__Data__.
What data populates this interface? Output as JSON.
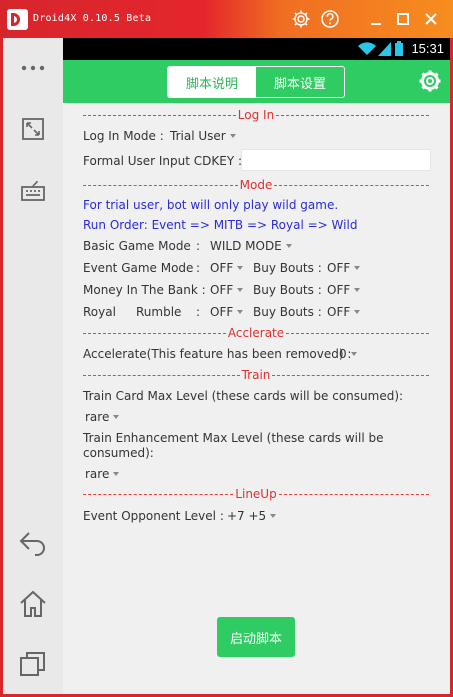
{
  "window": {
    "title": "Droid4X 0.10.5 Beta",
    "controls": [
      "gear-icon",
      "help-icon",
      "minimize-icon",
      "maximize-icon",
      "close-icon"
    ]
  },
  "sidebar": {
    "icons": [
      "more-icon",
      "fullscreen-icon",
      "keyboard-icon",
      "back-icon",
      "home-icon",
      "recent-apps-icon"
    ]
  },
  "statusbar": {
    "time": "15:31"
  },
  "tabs": [
    {
      "label": "脚本说明",
      "active": true
    },
    {
      "label": "脚本设置",
      "active": false
    }
  ],
  "sections": {
    "login": "Log In",
    "mode": "Mode",
    "accelerate": "Acclerate",
    "train": "Train",
    "lineup": "LineUp"
  },
  "login": {
    "mode_label": "Log In Mode :",
    "mode_value": "Trial User",
    "cdkey_label": "Formal User Input CDKEY :",
    "cdkey_value": ""
  },
  "mode": {
    "notice": "For trial user, bot will only play wild game.",
    "run_order": "Run Order:  Event => MITB => Royal => Wild",
    "basic_label": "Basic Game Mode",
    "basic_colon": ":",
    "basic_value": "WILD MODE",
    "event_label": "Event Game Mode",
    "event_colon": ":",
    "event_value": "OFF",
    "event_bouts_label": "Buy Bouts :",
    "event_bouts_value": "OFF",
    "bank_label": "Money In The Bank :",
    "bank_value": "OFF",
    "bank_bouts_label": "Buy Bouts :",
    "bank_bouts_value": "OFF",
    "royal_label_1": "Royal",
    "royal_label_2": "Rumble",
    "royal_colon": ":",
    "royal_value": "OFF",
    "royal_bouts_label": "Buy Bouts :",
    "royal_bouts_value": "OFF"
  },
  "accelerate": {
    "label": "Accelerate(This feature has been removed) :",
    "value": "0"
  },
  "train": {
    "card_label": "Train Card Max Level (these cards will be consumed):",
    "card_value": "rare",
    "enh_label_line1": "Train Enhancement Max Level (these cards will be",
    "enh_label_line2": "consumed):",
    "enh_value": "rare"
  },
  "lineup": {
    "label": "Event Opponent Level :",
    "value": "+7 +5"
  },
  "start_button": "启动脚本",
  "colors": {
    "accent_green": "#2fcb63",
    "frame_red": "#d8262b",
    "divider_red": "#e03030",
    "notice_blue": "#2b2bd8"
  }
}
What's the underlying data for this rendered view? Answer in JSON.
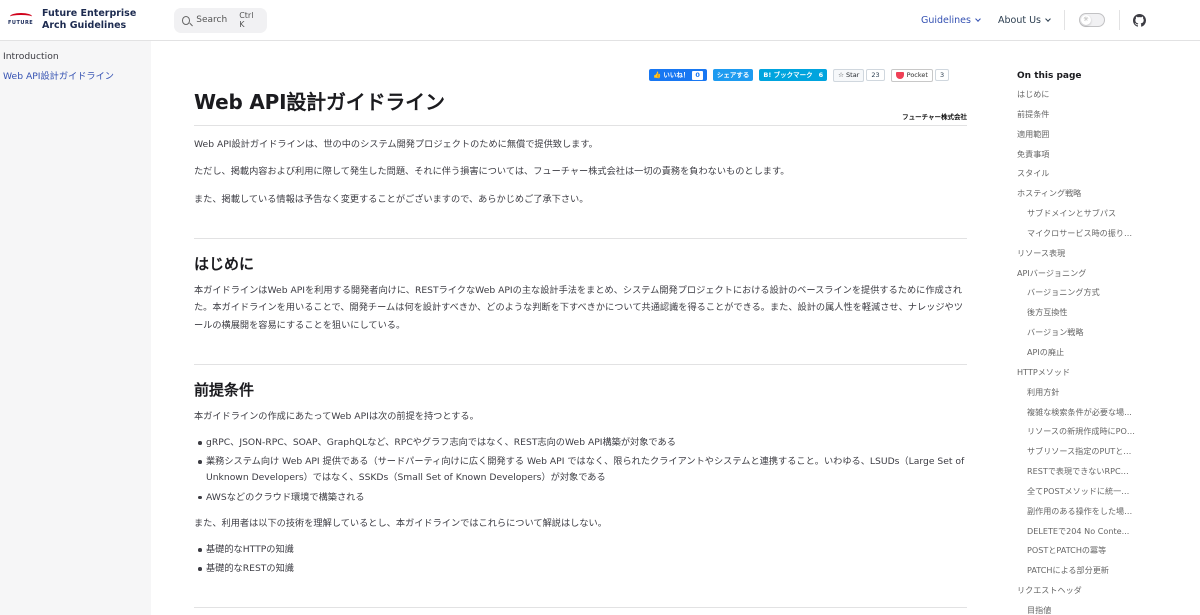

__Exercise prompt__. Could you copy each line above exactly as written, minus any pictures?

__Solution for this task__.
What data populates this interface? Output as JSON.
{
  "window": {
    "title": "Droid4X 0.10.5 Beta",
    "controls": [
      "gear-icon",
      "help-icon",
      "minimize-icon",
      "maximize-icon",
      "close-icon"
    ]
  },
  "sidebar": {
    "icons": [
      "more-icon",
      "fullscreen-icon",
      "keyboard-icon",
      "back-icon",
      "home-icon",
      "recent-apps-icon"
    ]
  },
  "statusbar": {
    "time": "15:31"
  },
  "tabs": [
    {
      "label": "脚本说明",
      "active": true
    },
    {
      "label": "脚本设置",
      "active": false
    }
  ],
  "sections": {
    "login": "Log In",
    "mode": "Mode",
    "accelerate": "Acclerate",
    "train": "Train",
    "lineup": "LineUp"
  },
  "login": {
    "mode_label": "Log In Mode :",
    "mode_value": "Trial User",
    "cdkey_label": "Formal User Input CDKEY :",
    "cdkey_value": ""
  },
  "mode": {
    "notice": "For trial user, bot will only play wild game.",
    "run_order": "Run Order:  Event => MITB => Royal => Wild",
    "basic_label": "Basic Game Mode",
    "basic_colon": ":",
    "basic_value": "WILD MODE",
    "event_label": "Event Game Mode",
    "event_colon": ":",
    "event_value": "OFF",
    "event_bouts_label": "Buy Bouts :",
    "event_bouts_value": "OFF",
    "bank_label": "Money In The Bank :",
    "bank_value": "OFF",
    "bank_bouts_label": "Buy Bouts :",
    "bank_bouts_value": "OFF",
    "royal_label_1": "Royal",
    "royal_label_2": "Rumble",
    "royal_colon": ":",
    "royal_value": "OFF",
    "royal_bouts_label": "Buy Bouts :",
    "royal_bouts_value": "OFF"
  },
  "accelerate": {
    "label": "Accelerate(This feature has been removed) :",
    "value": "0"
  },
  "train": {
    "card_label": "Train Card Max Level (these cards will be consumed):",
    "card_value": "rare",
    "enh_label_line1": "Train Enhancement Max Level (these cards will be",
    "enh_label_line2": "consumed):",
    "enh_value": "rare"
  },
  "lineup": {
    "label": "Event Opponent Level :",
    "value": "+7 +5"
  },
  "start_button": "启动脚本",
  "colors": {
    "accent_green": "#2fcb63",
    "frame_red": "#d8262b",
    "divider_red": "#e03030",
    "notice_blue": "#2b2bd8"
  }
}
What's the underlying data for this rendered view? Answer in JSON.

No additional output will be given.